Based on transactions in the private market (since the company is not publicly traded), the value of Facebook has jumped by almost +50% since the summer. Facebook is now apparently valued at $41 billion, even though its total revenue for the past year was around $2 billion.

Now, I am a huge fan (and believer) in the future potential of social media, but reading stories like this give me a gnawing feeling that I've seen this movie before. Remember 1999, when technology stocks were all the rage? Cisco was even supposed to become the first company worth $1 trillion (today the company is worth about 2/3 less than it was valued 10 years ago).

I hope we're not going down this path again, but there seems to be an awful lot of optimism about stocks among the Wall Street community (even though Main Street does not share these same sentiments). Valuations are much more reasonable than 1999, of course, so perhaps the market will be OK, but with the S&P up +20% since early September (thank you Ben Bernanke and QE2) we could be setting ourselves up for a more rocky year in 2011 than many are anticipating.

There was an article in this morning's New York Times talking about this growing optimism; here's an excerpt from Paul Lim's column:

INDEED, some market strategists worry that investor optimism itself may be a headwind to another strong year for the market. Consider how stocks performed in other recent periods of optimism. In October 2007, a survey by the American Association of Individual Investors found that 55 percent of investors were bullish; in the 12 months that followed, the S.& P. 500 fell 37 percent. Similarly, in March 2000, investor bullishness reached 66 percent.
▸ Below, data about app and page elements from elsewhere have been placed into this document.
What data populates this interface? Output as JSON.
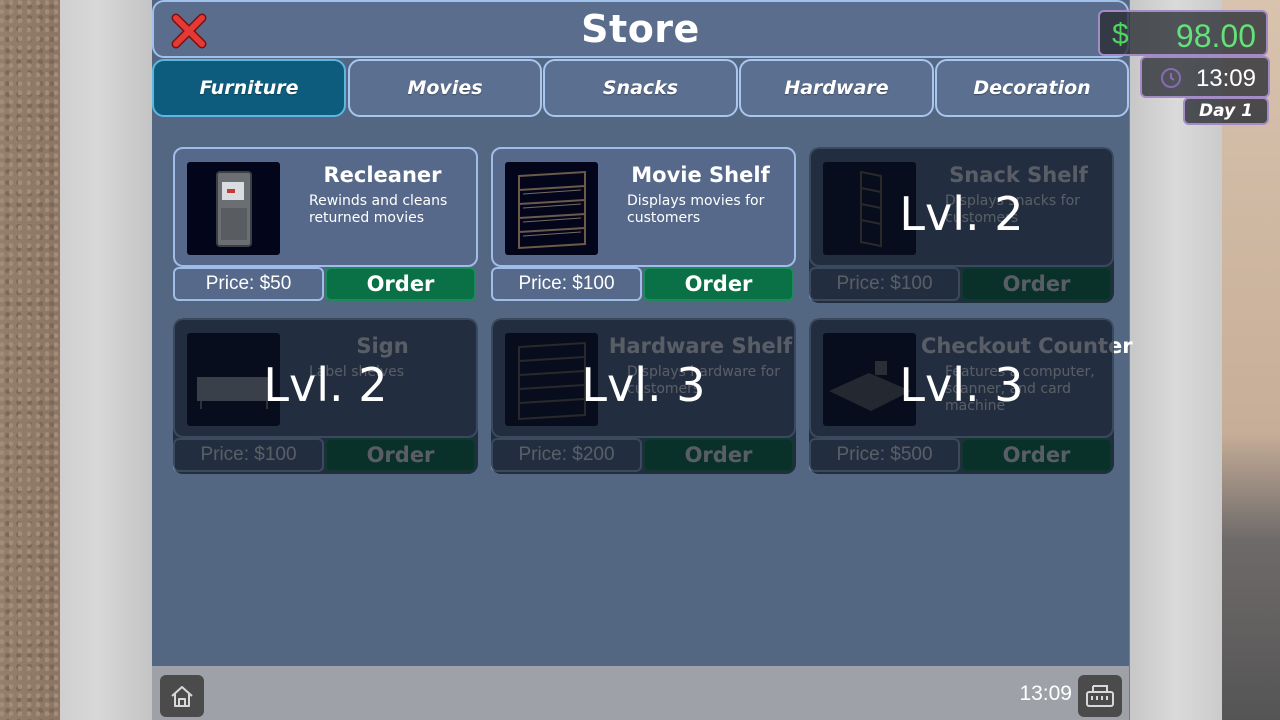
{
  "store": {
    "title": "Store",
    "tabs": [
      {
        "label": "Furniture",
        "active": true
      },
      {
        "label": "Movies",
        "active": false
      },
      {
        "label": "Snacks",
        "active": false
      },
      {
        "label": "Hardware",
        "active": false
      },
      {
        "label": "Decoration",
        "active": false
      }
    ],
    "items": [
      {
        "name": "Recleaner",
        "description": "Rewinds and cleans returned movies",
        "price": "Price: $50",
        "order_label": "Order",
        "locked": false,
        "lock_label": ""
      },
      {
        "name": "Movie Shelf",
        "description": "Displays movies for customers",
        "price": "Price: $100",
        "order_label": "Order",
        "locked": false,
        "lock_label": ""
      },
      {
        "name": "Snack Shelf",
        "description": "Displays snacks for customers",
        "price": "Price: $100",
        "order_label": "Order",
        "locked": true,
        "lock_label": "Lvl. 2"
      },
      {
        "name": "Sign",
        "description": "Label shelves",
        "price": "Price: $100",
        "order_label": "Order",
        "locked": true,
        "lock_label": "Lvl. 2"
      },
      {
        "name": "Hardware Shelf",
        "description": "Displays hardware for customers",
        "price": "Price: $200",
        "order_label": "Order",
        "locked": true,
        "lock_label": "Lvl. 3"
      },
      {
        "name": "Checkout Counter",
        "description": "Features a computer, scanner, and card machine",
        "price": "Price: $500",
        "order_label": "Order",
        "locked": true,
        "lock_label": "Lvl. 3"
      }
    ]
  },
  "bottom_bar": {
    "time": "13:09",
    "home_icon": "home-icon",
    "register_icon": "cash-register-icon"
  },
  "hud": {
    "currency_symbol": "$",
    "money": "98.00",
    "time": "13:09",
    "day": "Day 1",
    "money_color": "#63e27a"
  },
  "colors": {
    "panel": "#546782",
    "tab_active": "#0e5c7d",
    "order_button": "#0a7146",
    "close_icon": "#e53935"
  }
}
And a year after the fact, stocks were down 25 percent.

It just goes to show that by the time the market thoroughly convinces investors to be optimistic, most of the good news is already behind us.

Stock Market Optimism May Be a Red Flag for 2011 -